The ongoing battle against mastitis also appears to be going well.

Mr Crosbie Dawson has hardened his culling policy and will also bed down the loose-housed cattle with fresh straw twice a day in a bid to prevent penalties.

“A recent MDC study in which we took part has proved really useful.

They produced a detailed report which has given some good guidelines on how to control environmental mastitis,” he says.

The calving pattern has also been brought forward, starting in July rather than September to provide a more level supply.

“We are aiming to get about an 85%/115% split on spring and autumn milk.

That’s what the buyers want, and we are not far from achieving it.”

However, while all these adjustments have helped support margins – MOPF now stands at 1151/cow (net of DFB capital retention), compared with 1123/cow three years ago – Mr Crosbie Dawson believes other costs outside his control will rise and erode profitability across all the farming business.

“Sprays, fertiliser and fuel bills are all going to increase.

We turned a reasonable profit in the past financial year, after two loss-making ones, partly by keeping a tight rein on costs, but it’s not going to be easy to keep that up.”

However, this season’s harvest will provide some respite.
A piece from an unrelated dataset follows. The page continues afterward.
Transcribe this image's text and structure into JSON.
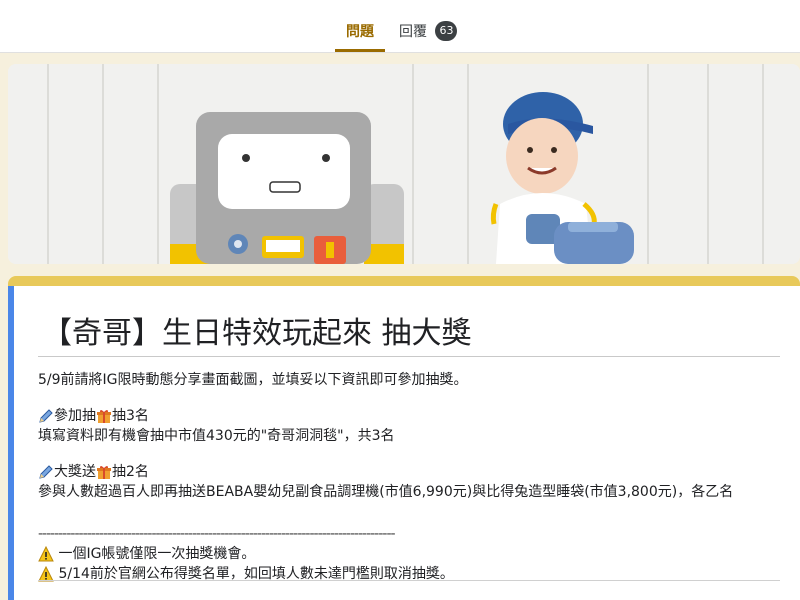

Later harvested crops bore out the optimism following rape and winter barley results reported during our last visit.

“We had one of the best harvests ever here – we have had an extraordinarily benign year weather-wise.”

The 100ha (250 acres) of Prestige spring barley was an exception, struggling on lighter soils and averaging slightly over 5t/ha (2t/acre).
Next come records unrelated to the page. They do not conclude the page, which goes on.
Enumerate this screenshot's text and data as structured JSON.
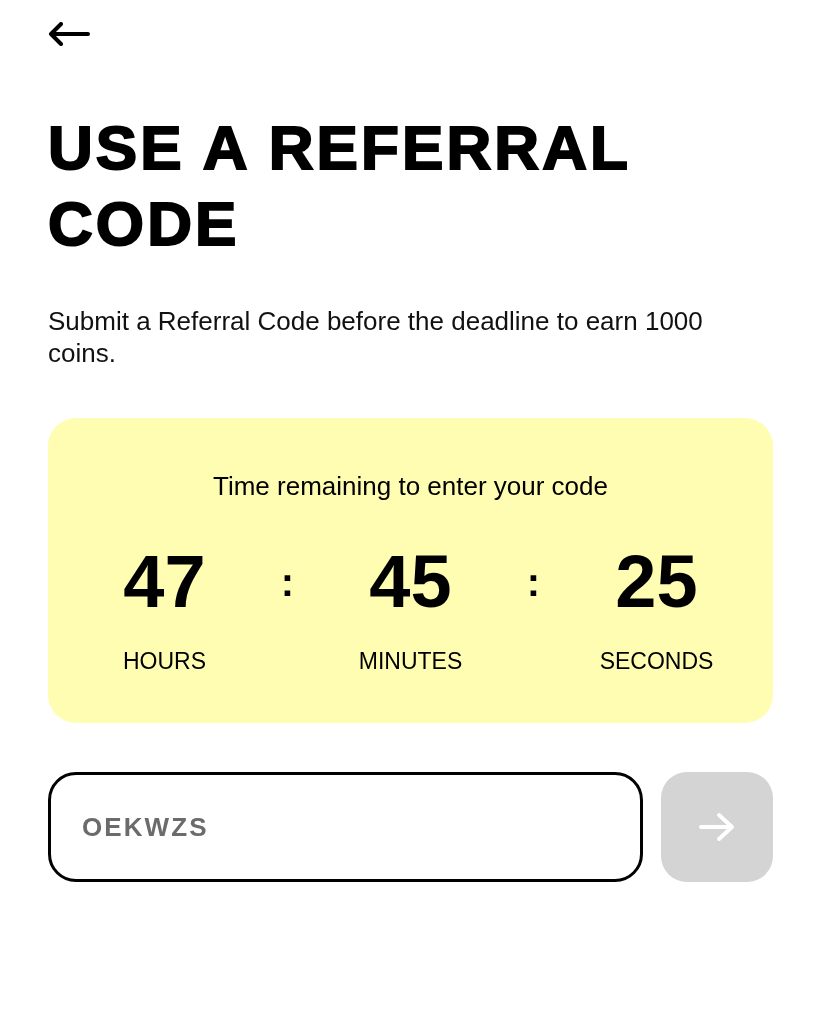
{
  "header": {
    "title": "USE A REFERRAL CODE",
    "description": "Submit a Referral Code before the deadline to earn 1000 coins."
  },
  "countdown": {
    "title": "Time remaining to enter your code",
    "units": [
      {
        "value": "47",
        "label": "HOURS"
      },
      {
        "value": "45",
        "label": "MINUTES"
      },
      {
        "value": "25",
        "label": "SECONDS"
      }
    ],
    "separators": [
      ":",
      ":"
    ]
  },
  "code_field": {
    "placeholder": "OEKWZS"
  },
  "submit_button": {
    "disabled": true
  }
}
“At least it all tested within contract specifications, and will fetch 15-25/t over feed.

But we need an output of 200/acre from our crops net of the single farm payment to make it worthwhile growing them, and the spring barley won’t do that.”

The wheat, however, will, with better yields helping to offset disappointing prices.

The crop averaged over 8.6t/ha (3.5t/acre) across 186ha (460 acres), well above the 8t/ha forecast.

All the Soissons has been sold for a 10/t premium over feed, at 74/t, and the Solstice for a “not very exciting” 72/t.

“I had a figure of 75/t in mind, but I suppose the extra yield will help,” says Mr Crosbie Dawson.

“The annoying thing is, I could have locked in the entire crop at 70/t in May, when I sold 500t.

“I really believe you should sell two-thirds of the crop when you hit your budgeted figure, and play with the other third.

I got this the wrong way round this year.”

Robigus will make feed grade only, as it was the last to be combined and Hagbergs suffered.

Trading in the old New Holland combine for a younger TX68 paid off, saving 65 hours of harvesting time.

That time saving, coupled with ideal conditions for cultivations, means the bulk of the drilling should be finished by the end of September.

Short-term at least, the farm looks well set up for the coming season.

The outlook further ahead is less certain.

“I’m mildly bullish, certainly as regards cereal prices.

There is a real window for biofuels – if it doesn’t happen here, Europe will respond, which will help soak up some grain.”

Milk prices are a different matter.

“In the medium term at least, I think we have little option but to shape our businesses so we can make some profit at current levels.”

Mr Crosbie Dawson is also unsure of sheep prospects.

“But at least livestock enterprises could benefit from extensification on cheap grass-keep rents.”

He also expects to co-operate more closely with neighbours.

“If we all want to keep farming, then we will have to explore more opportunities like this.

“And we will continue to rent, or even purchase, land as it becomes available.

And we will exploit any planning use that we can get for the land – there is the prospect of another mobile phone mast, and, perhaps in the long term, development on a 40-acre block of land.”

But the partners won’t be banking on it.

The process of continued improvement, rather than radical change, will continue at Freefolk, for the time being at least.

“None of my children show any inclination to farm practically, but they may want to get involved in some capacity later on.

I’ve got at least another 10 years of active farming.

Then perhaps we’ll see,” says Mr Crosbie Dawson.